Custom Typefaces / Pros & Cons
How would you convince your client to invest in a custom corporate typeface? For you as a graphic designer, such a custom corporate typeface would be highly attractive to boost your design. For me as a type designer, these are the commissions I am looking for. But what are the positive sides for a company? How do you convince your client that this investment will pay off?
When I have to face a discussion, I love to be prepared. This way, it is easier for me to stand my ground and to be persuasive. So here are all the advantages and disadvantages of a custom corporate typeface I can think off. Feel free to look at them and decide: Do you think a corporate typeface is a sensible investment?

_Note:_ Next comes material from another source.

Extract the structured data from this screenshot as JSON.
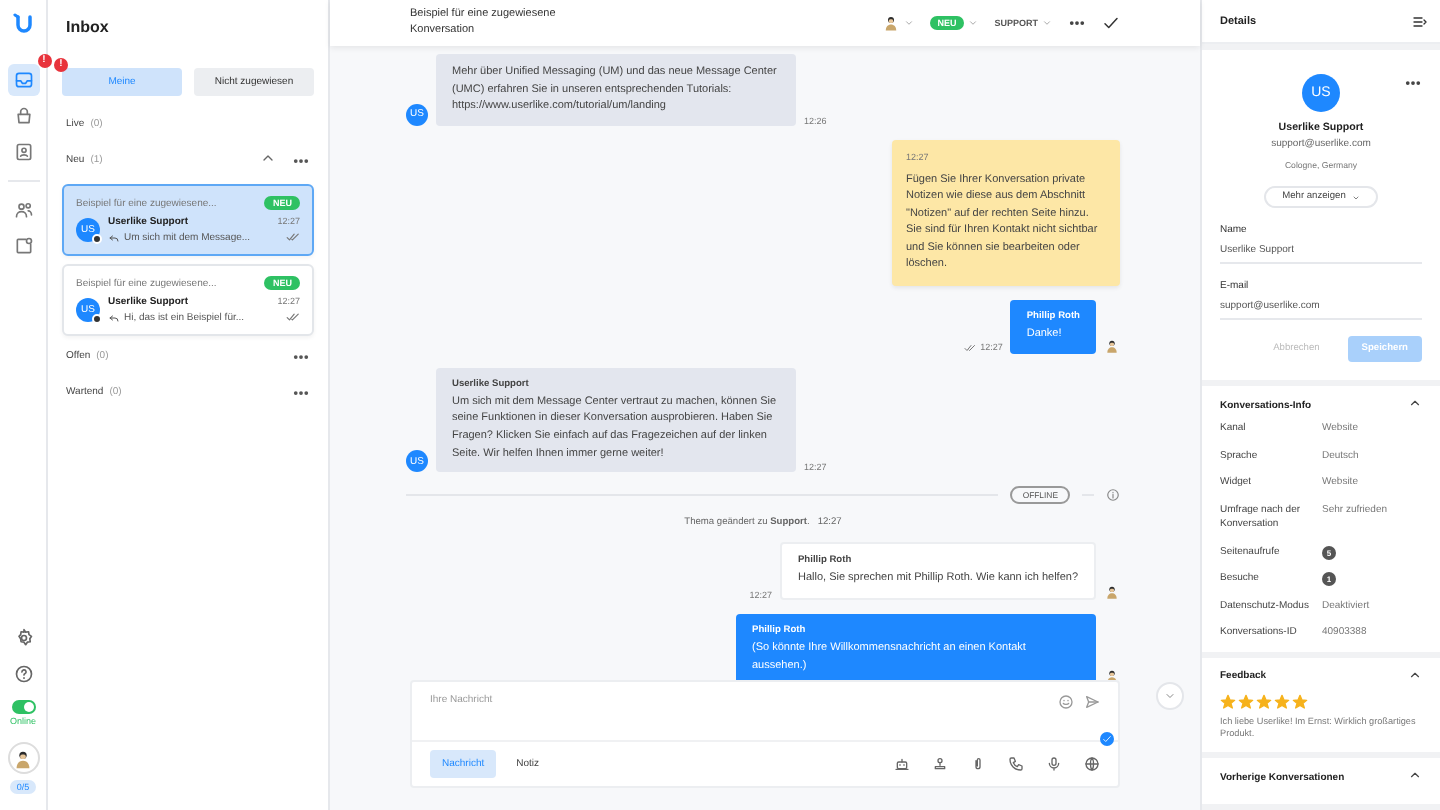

The biggest advantage of a custom corporate typeface is its uniqueness. No other company will ever be able to utilise this typeface. That way, the typeface allows for the company to stand out visually. A big plus for creating visual recognition. Moreover, its uniqueness eliminates the risk that the typeface will wear out or that people will become fed up with it.1 Also, no negative associations could come to mind to interfere with your branding.
Licensing costs and rights of use.
Buying and using retail fonts always requires the purchase of licenses, which of course costs money. With a corporate typeface, on the other hand, all these license issues and costs are eliminated. The company owns all its rights, which means that the company can use the typeface where it is needed at no additional cost.
Language and character range
The company can independently set the range of letters and symbols that should be included in the typeface and which should not. Unnecessary characters are therefore omitted by the type designer, which comes with the advantage of reducing the file size of the web font. Equally, if the company operates globally, every alphabet can be covered: the font could be equipped with Cyrillic, Greek, Arabic, Asian and Latin characters, all of which have been designed in the same style.
Additionally, the technical requirements can be adapted perfectly to the company. Tabular numbers as default? Or do you prefer the old-style figures? The conversion of the company name into the logo as a ligature? The possibilities are almost unlimited.
How do these advantages sound to you? As you might assume, I am greatly enthusiastic about all the possibilities that corporate typefaces pose to a company. But to be fair, I want to outline reasons as to why companies might decide against buying a corporate typeface.
Reasons against a Corporate Typeface
The two negative aspects of Corporate Typefaces may be the factors time and money. A corporate typeface is time-consuming in research, in design and in production. This does not make a corporate typeface cheap, but depending on the size of the company it can pay off after only a few years.
Theoretically, it is even possible that commissioned third parties like design agencies have to pay license fees for the use of the corporate typeface. This would enable the company to recover the costs for the corporate typeface over the years. However, I personally don't find this option beneficial; the third parties will find a way to regain the costs another way.
Maybe this list will come in handy for you if you want to convince one of your clients in the future. Good luck and if they agree on buying a custom corporate typeface, you may think of me and this article.